* **To do**: The answer is the set of lines that include "Output", copied from the data below.

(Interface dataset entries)
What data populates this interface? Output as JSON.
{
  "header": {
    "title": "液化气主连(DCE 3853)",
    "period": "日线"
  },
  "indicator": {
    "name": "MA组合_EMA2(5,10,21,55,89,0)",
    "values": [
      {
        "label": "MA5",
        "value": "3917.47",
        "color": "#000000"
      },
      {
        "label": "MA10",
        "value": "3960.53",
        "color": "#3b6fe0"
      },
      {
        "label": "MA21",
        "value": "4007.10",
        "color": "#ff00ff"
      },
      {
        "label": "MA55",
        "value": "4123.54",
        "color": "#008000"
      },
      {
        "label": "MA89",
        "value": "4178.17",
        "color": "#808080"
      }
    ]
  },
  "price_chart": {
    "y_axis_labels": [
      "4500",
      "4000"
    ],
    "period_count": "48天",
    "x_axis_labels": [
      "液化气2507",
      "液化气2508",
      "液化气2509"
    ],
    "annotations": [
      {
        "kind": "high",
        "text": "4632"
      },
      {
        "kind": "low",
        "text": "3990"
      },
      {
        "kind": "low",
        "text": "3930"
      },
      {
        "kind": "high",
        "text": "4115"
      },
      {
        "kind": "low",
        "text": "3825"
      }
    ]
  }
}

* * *

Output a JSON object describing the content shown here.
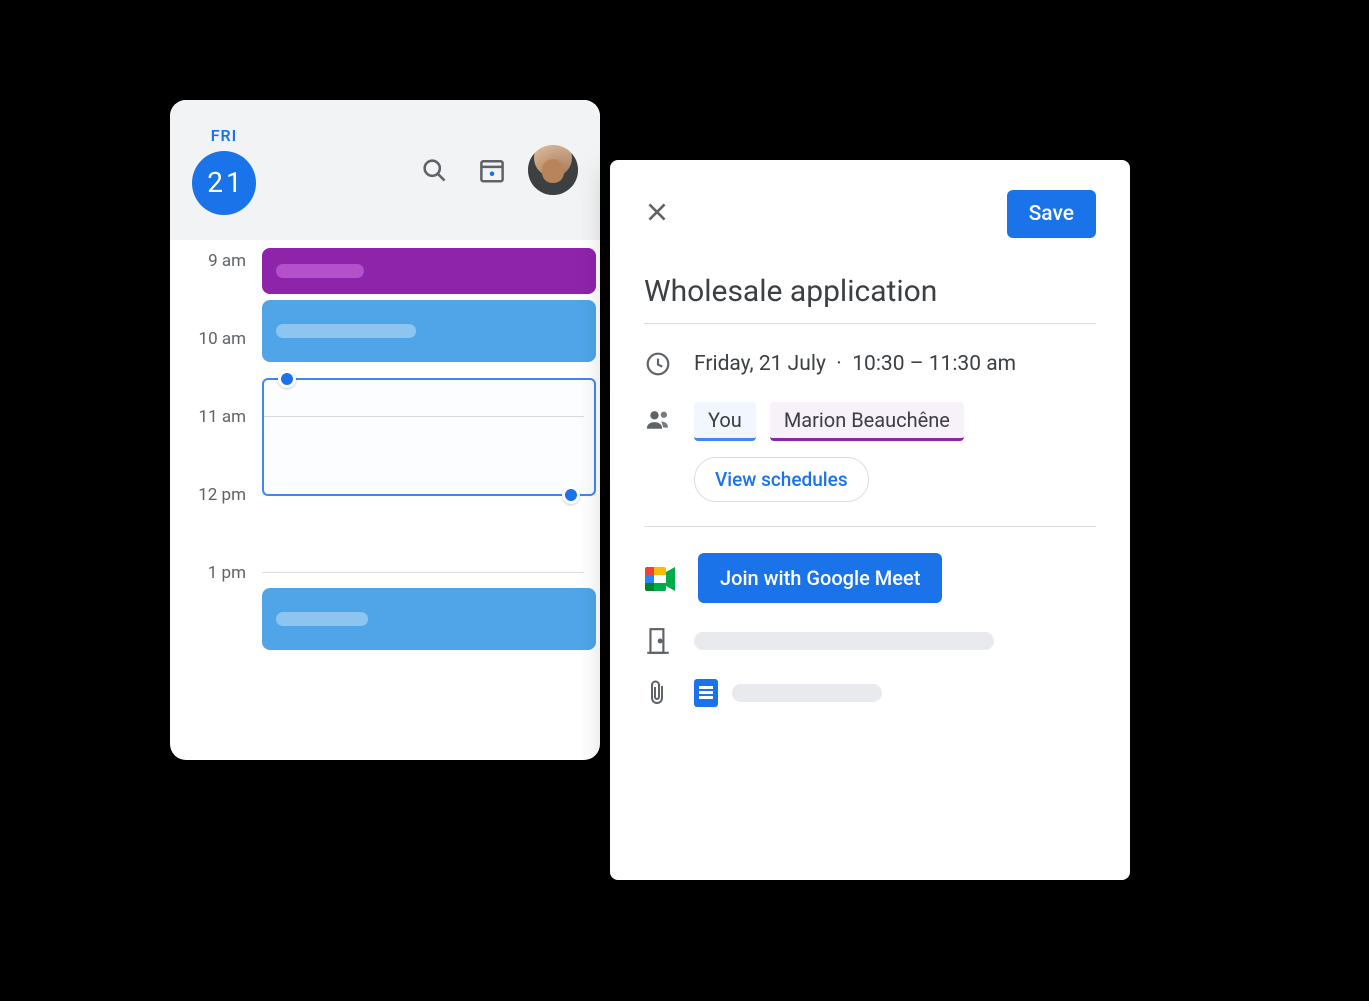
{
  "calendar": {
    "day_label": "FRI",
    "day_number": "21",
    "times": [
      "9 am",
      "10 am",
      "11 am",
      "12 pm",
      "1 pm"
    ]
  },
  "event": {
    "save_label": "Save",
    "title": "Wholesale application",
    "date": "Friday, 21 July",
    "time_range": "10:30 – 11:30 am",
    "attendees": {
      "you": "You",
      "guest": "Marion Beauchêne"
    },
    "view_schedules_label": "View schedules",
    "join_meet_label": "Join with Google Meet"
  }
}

* **Answer section**:
What data populates this interface? Output as JSON.
Output a JSON object describing the content shown here.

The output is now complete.